After noticing the “peace” that follows the murder of the scapegoat, the community gradually formalizes this process, repeating it as necessary to preserve the unity of the group. It is this formalization of the process of deriving peace through death that lies at the root of all human culture. Three “pillars” of culture can be clearly defined: Ritual – the formal re-enactment of the original murder as needed to restore peace, Prohibition – the enactment of law to prevent as much as possible the expression of the rivalries that threatened the community, and Myth – the retelling of the story of the death of the scapegoat so as to cover up the community’s complicity in murder.
What Girard has said is that this recognition of the mimetic nature of desire and the human use of violence to control our rivalrous tendencies does not emerge from science or study, but from the Bible. It is necessary, for the “scapegoat mechanism” to do its job, that it operate below the level of consciousness, unseen. The Passion Narrative in particular, but in many other narratives of the Bible, the innocence of our victims, our scapegoats emerges. (“Innocence” here is not a moral judgment, but a way of describing the arbitrary way that the scapegoat is selected through some difference or other.) As the Bible has brought this process to light, especially in the death of Jesus who refused to collude in his execution by accepting the guilt thrust at him or by retaliating in any way, the effectiveness of the sacrificial mechanism has gradually declined until, in Rene Girard, it could be named.

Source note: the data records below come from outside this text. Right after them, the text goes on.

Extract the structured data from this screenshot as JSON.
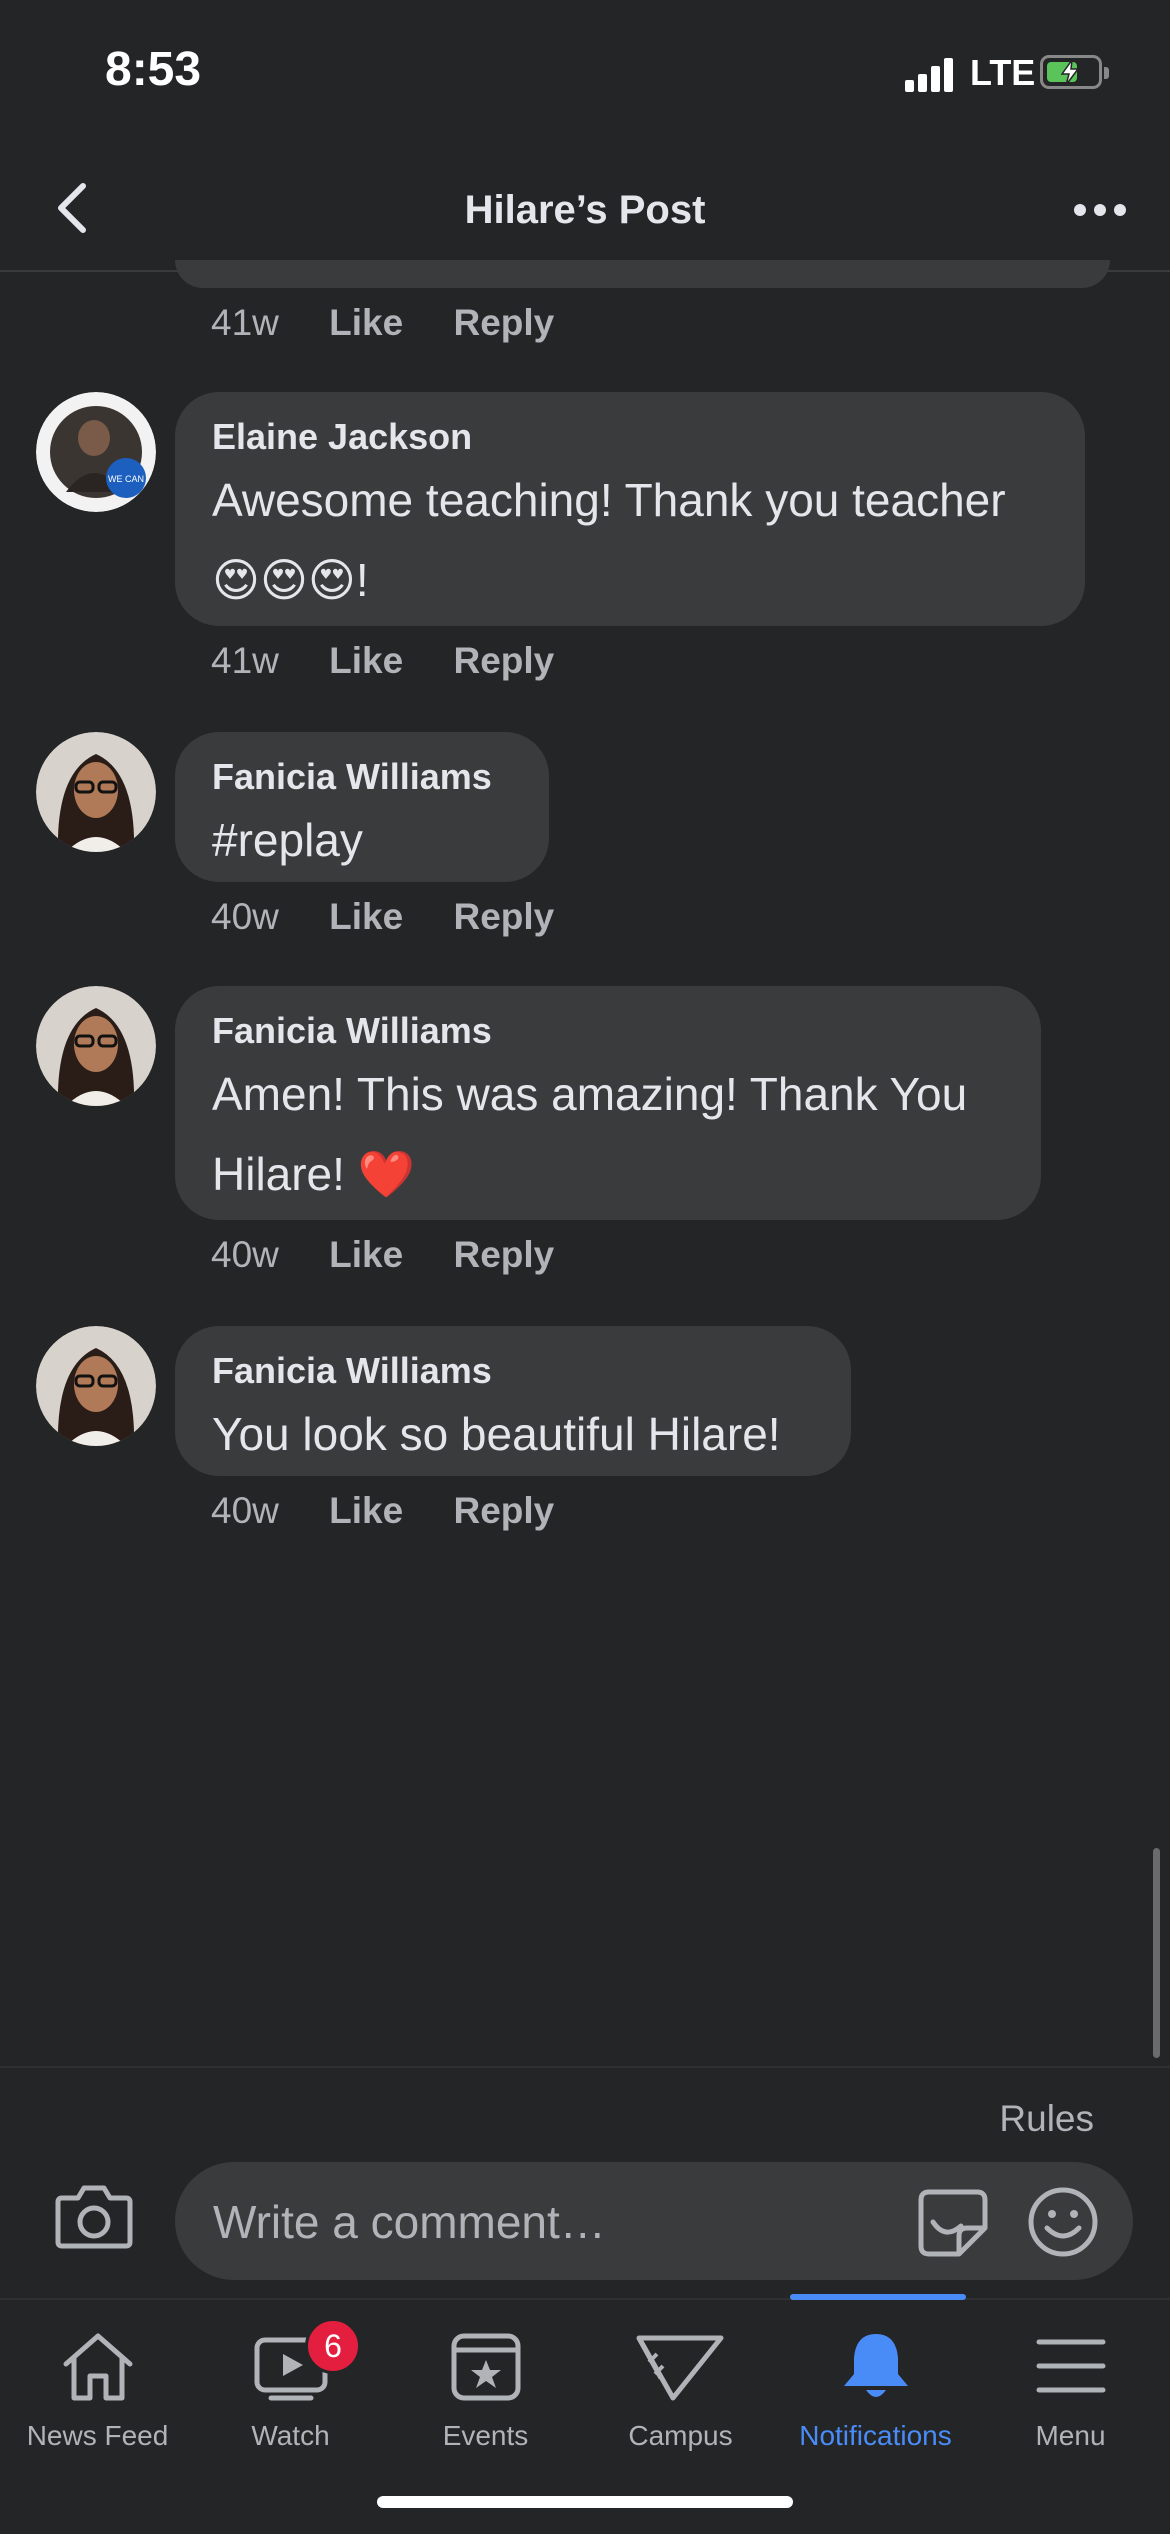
{
  "status": {
    "time": "8:53",
    "network": "LTE"
  },
  "header": {
    "title": "Hilare’s Post"
  },
  "previous_meta": {
    "age": "41w",
    "like": "Like",
    "reply": "Reply"
  },
  "comments": [
    {
      "author": "Elaine Jackson",
      "text": "Awesome teaching! Thank you teacher",
      "text2": "😍😍😍!",
      "age": "41w",
      "like": "Like",
      "reply": "Reply"
    },
    {
      "author": "Fanicia Williams",
      "text": "#replay",
      "age": "40w",
      "like": "Like",
      "reply": "Reply"
    },
    {
      "author": "Fanicia Williams",
      "text": "Amen! This was amazing! Thank You",
      "text2": "Hilare! ❤️",
      "age": "40w",
      "like": "Like",
      "reply": "Reply"
    },
    {
      "author": "Fanicia Williams",
      "text": "You look so beautiful Hilare!",
      "age": "40w",
      "like": "Like",
      "reply": "Reply"
    }
  ],
  "composer": {
    "rules": "Rules",
    "placeholder": "Write a comment…"
  },
  "tabs": [
    {
      "label": "News Feed",
      "icon": "home-icon"
    },
    {
      "label": "Watch",
      "icon": "watch-icon",
      "badge": "6"
    },
    {
      "label": "Events",
      "icon": "events-icon"
    },
    {
      "label": "Campus",
      "icon": "campus-icon"
    },
    {
      "label": "Notifications",
      "icon": "bell-icon",
      "active": true
    },
    {
      "label": "Menu",
      "icon": "menu-icon"
    }
  ],
  "colors": {
    "background": "#242526",
    "bubble": "#3a3b3c",
    "accent": "#4a8cf7",
    "badge": "#e41e3f"
  }
}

What I am hoping to accomplish with this paper is add a rarely-heard element to the discussion of mimetic theory. In my reading, a great deal of attention has so far been focused on “Violence” and the “Scapegoat” and on “Sacrifice.” “Violence Unveiled” (Gil Bailie) was one of my earliest texts on Girard, and a wonderful one. “The Scapegoat” (Girard) and “Must There Be Scapegoats” (Schwager) were two other favorites. A recent, well-reviewed text on the Atonement is entitled, “Saved From Sacrifice.”
This is the reason for my paper. I do not believe that we can change the spiraling of human violence by being “against violence” or “against sacrifice.” Neither do I believe that we can be “against desire.” Instead, desire that leads to rivalry must be replaced by desire that leads to communion. I think that it is in worship that this transformation becomes possible.